TASK DESCRIPTION: Copy out all lines of the records in which the word "gmail" appears.

GIVEN DATA:
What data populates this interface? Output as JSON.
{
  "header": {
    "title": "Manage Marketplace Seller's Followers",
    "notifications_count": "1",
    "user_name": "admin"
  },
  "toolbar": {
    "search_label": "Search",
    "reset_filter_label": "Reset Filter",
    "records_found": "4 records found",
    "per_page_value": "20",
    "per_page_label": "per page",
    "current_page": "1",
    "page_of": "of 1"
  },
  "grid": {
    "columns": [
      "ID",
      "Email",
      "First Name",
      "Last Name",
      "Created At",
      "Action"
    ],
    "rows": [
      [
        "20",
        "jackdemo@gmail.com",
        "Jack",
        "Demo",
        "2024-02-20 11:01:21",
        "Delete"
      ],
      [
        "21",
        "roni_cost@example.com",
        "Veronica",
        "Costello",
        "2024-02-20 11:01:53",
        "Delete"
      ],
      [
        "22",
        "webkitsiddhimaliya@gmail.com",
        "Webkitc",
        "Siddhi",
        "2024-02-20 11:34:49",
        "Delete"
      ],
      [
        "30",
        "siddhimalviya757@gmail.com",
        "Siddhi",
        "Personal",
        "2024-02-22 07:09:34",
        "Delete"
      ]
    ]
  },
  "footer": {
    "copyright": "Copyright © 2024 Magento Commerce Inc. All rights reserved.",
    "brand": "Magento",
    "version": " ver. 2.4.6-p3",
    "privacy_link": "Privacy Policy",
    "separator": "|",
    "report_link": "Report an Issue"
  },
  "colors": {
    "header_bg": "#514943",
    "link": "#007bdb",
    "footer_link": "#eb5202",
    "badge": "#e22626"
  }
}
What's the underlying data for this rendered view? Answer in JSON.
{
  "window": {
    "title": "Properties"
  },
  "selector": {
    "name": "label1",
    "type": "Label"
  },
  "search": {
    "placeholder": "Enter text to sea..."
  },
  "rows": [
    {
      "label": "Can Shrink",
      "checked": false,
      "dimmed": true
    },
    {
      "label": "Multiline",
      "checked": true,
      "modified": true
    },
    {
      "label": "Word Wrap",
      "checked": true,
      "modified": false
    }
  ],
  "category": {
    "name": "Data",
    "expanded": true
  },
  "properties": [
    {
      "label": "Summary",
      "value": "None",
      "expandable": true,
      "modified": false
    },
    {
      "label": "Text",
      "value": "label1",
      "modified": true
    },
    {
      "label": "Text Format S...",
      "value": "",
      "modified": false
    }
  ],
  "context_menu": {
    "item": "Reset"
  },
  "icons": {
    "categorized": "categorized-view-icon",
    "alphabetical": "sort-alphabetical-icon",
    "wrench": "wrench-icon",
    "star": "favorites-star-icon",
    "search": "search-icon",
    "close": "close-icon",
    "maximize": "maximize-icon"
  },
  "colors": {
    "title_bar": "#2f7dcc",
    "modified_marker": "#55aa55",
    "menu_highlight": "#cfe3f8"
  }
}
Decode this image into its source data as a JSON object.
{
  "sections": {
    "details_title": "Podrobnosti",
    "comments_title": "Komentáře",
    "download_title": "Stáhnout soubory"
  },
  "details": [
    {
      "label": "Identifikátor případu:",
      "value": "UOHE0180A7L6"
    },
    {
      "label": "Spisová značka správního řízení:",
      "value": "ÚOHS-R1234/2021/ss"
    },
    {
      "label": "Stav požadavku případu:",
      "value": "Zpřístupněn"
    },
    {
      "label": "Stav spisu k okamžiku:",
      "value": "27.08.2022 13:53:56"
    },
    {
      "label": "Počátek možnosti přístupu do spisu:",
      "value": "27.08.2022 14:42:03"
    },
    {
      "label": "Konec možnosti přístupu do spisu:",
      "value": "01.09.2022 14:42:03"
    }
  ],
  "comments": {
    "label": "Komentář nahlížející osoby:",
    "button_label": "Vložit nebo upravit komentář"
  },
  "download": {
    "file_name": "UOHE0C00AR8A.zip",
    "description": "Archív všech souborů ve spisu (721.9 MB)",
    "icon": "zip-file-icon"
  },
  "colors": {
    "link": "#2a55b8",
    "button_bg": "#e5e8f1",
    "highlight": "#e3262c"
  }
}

TASK SOLUTION:
        "jackdemo@gmail.com",
        "webkitsiddhimaliya@gmail.com",
        "siddhimalviya757@gmail.com",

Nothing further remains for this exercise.